This is a 16 page booklet for the students to follow to create a underwater game. It is easy to follow and has great screen shots for ease of use. Includes a lesson planning sheet. Lesson 3 – Underwater Game Learning Objectives You will understand how to: • Import sprites • Edit costumes of sprites given in Scratch • Animate sprites using scripts • Control the movement of sprites using the arrow keys • Create scripts that move sprites around automatically • Create interaction between sprites • Use co-ordinates and random numbers to set start position of sprites • Use variables and scripts to allow scoring and countdown • Use backgrounds built into Scratch • Making autonomous sprites

By wsparrow

Scratch 2.0 Lesson 2 Create Packman Style Game

Scratch 2.0 Lesson 2 Create Packman Style Game

This is a 12 page booklet for the students to follow to create a Packman Style Game . It is easy to follow and has great screen shots for ease of use. Includes a lesson planning sheet. Learning Objectives You will understand how to: • Delete, resize and draw new sprites • Draw new costumes and use them to animate a sprite • Control the movement of a sprite using arrow keys • Design a maze on the stage • Make sprites interact with the background by using colours • Make sprites start in a pre-set starting position using co-ordinates • Make objects disappear and reappear in a random position • Create variables to set up scoring in the game • Make an autonomous sprite chase the sprite controlled by the player

By wsparrow

Scratch 2.0 Lesson 1 Create a game

Scratch 2.0 Lesson 1 Create a game

Create a game This is a 16 page booklet for the students to follow to create a game.

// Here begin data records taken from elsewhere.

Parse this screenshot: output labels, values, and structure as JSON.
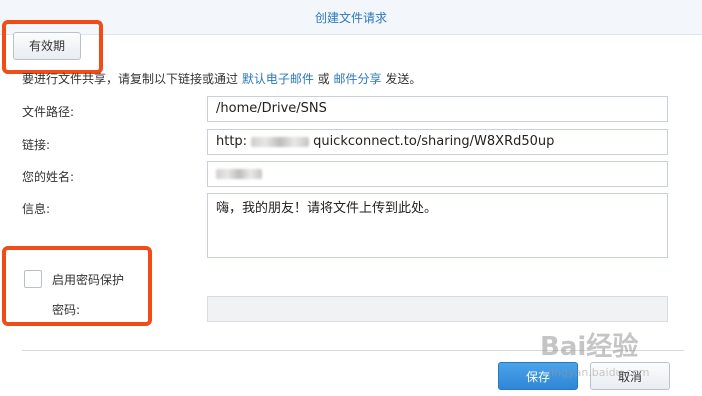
{
  "dialog": {
    "title": "创建文件请求"
  },
  "tab": {
    "validity_label": "有效期"
  },
  "intro": {
    "before": "要进行文件共享，请复制以下链接或通过 ",
    "link_email": "默认电子邮件",
    "middle": " 或 ",
    "link_share": "邮件分享",
    "after": " 发送。"
  },
  "form": {
    "path_label": "文件路径:",
    "path_value": "/home/Drive/SNS",
    "link_label": "链接:",
    "link_prefix": "http:",
    "link_suffix": "quickconnect.to/sharing/W8XRd50up",
    "name_label": "您的姓名:",
    "message_label": "信息:",
    "message_value": "嗨，我的朋友！请将文件上传到此处。",
    "password_protect_label": "启用密码保护",
    "password_label": "密码:"
  },
  "buttons": {
    "save": "保存",
    "cancel": "取消"
  },
  "watermark": {
    "brand": "Bai经验",
    "sub": "jingyan.baidu.com"
  },
  "colors": {
    "accent": "#2a78c0",
    "highlight": "#f14b16"
  }
}
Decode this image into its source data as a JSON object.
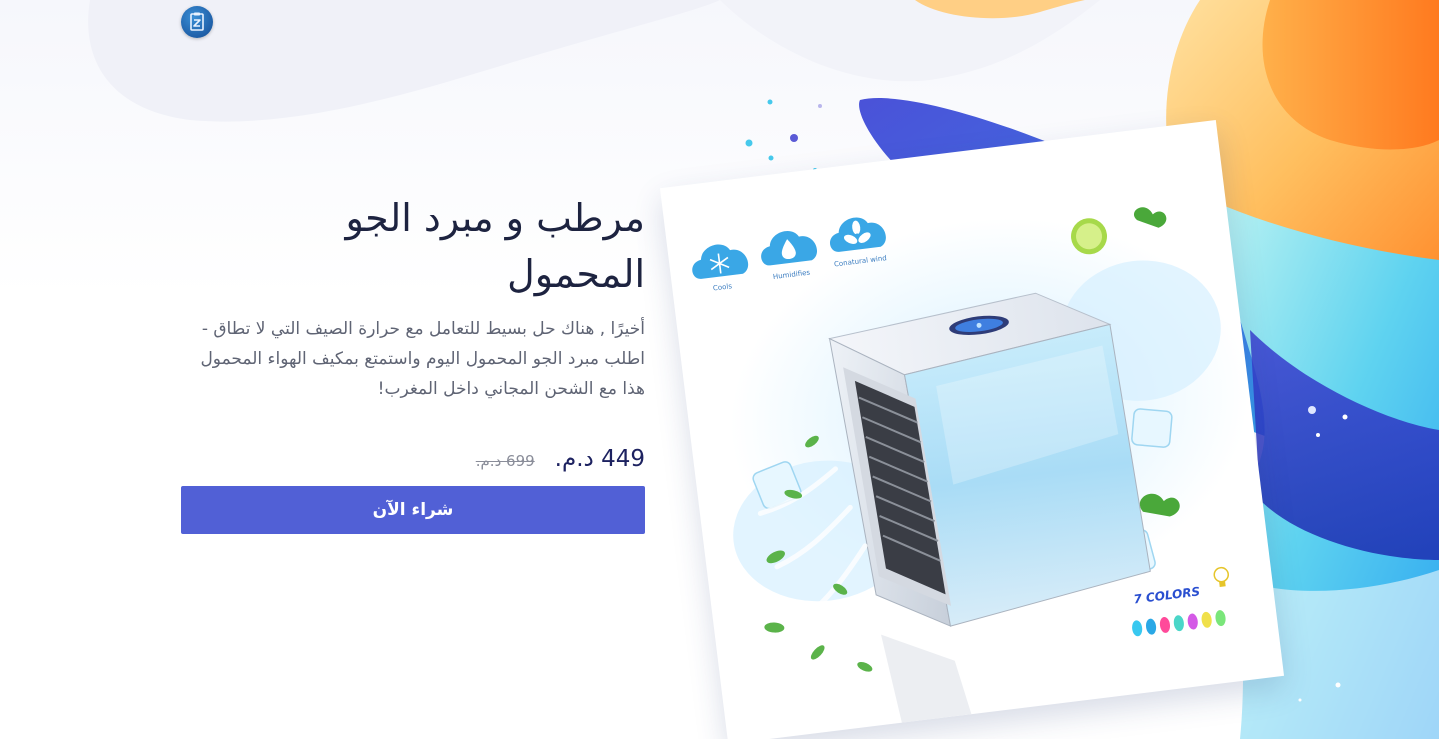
{
  "header": {
    "logo_icon": "z-box-logo-icon"
  },
  "hero": {
    "title": "مرطب و مبرد الجو المحمول",
    "description": "أخيرًا , هناك حل بسيط للتعامل مع حرارة الصيف التي لا تطاق - اطلب مبرد الجو المحمول اليوم واستمتع بمكيف الهواء المحمول هذا مع الشحن المجاني داخل المغرب!",
    "price_new": "449 د.م.",
    "price_old": "699 د.م.",
    "buy_label": "شراء الآن"
  },
  "product_image": {
    "features": [
      {
        "label": "Cools",
        "icon": "snowflake-icon"
      },
      {
        "label": "Humidifies",
        "icon": "water-drop-icon"
      },
      {
        "label": "Conatural wind",
        "icon": "fan-icon"
      }
    ],
    "colors_label": "7 COLORS"
  },
  "colors": {
    "accent": "#5160d6",
    "title": "#1d2340",
    "text": "#5f6474"
  }
}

It is easy to follow and has great screen shots for ease of use. Includes a lesson planning sheet. Learning Objectives You will understand how to: • Create a simple script that animates the sprite automatically • Create a script that allows the user to control the movement of the sprite using the arrow keys • Combine the different scripts to work together on the same sprite • Make the sprite reverse direction • Edit the stage using the Paint Editor facility within Scratch • Make the sprite react to the background • Import a new sprite from the ones available within scratch • Create and edit new costumes for an existing sprite • Create a simple script that move the sprite automatically • Create variables to set the score and the countdown • Set a sprite to start in a certain position • Save your work You will understand: • What Scratch is and what it does • The main parts of Scratch interface • What decomposition and how it is used

By wsparrow

Microbit lessons

Microbit lessons

This is a complete module for Microbit. It includes 4 PowerPoint files, one for each lesson. It covers: Lesson 1: What is a Micro:bit How to use it Rules and regulations Lesson 2: Create a basic program Applying code to show a picture Insert a program into micro:bit Also includes a help sheet for students Lesson 3: Understand the purpose of an input Applying inputs to a program Lesson 4: Revise the purpose of an input Understand the use of the compass Apply the compass in a program Also includes a help sheet for students

By wsparrow

Algorithms in Scratch

Algorithms in Scratch

A great scheme of work to introduce KS2 and KS3 students to coding, learning fundamentals of computer programming. Exercises, keyterms, examplars, guidance notes, assessments, student self evaluation and medium term plan supplied. This scheme of work is based on the new national curriculum for computer science.

By chris_vidal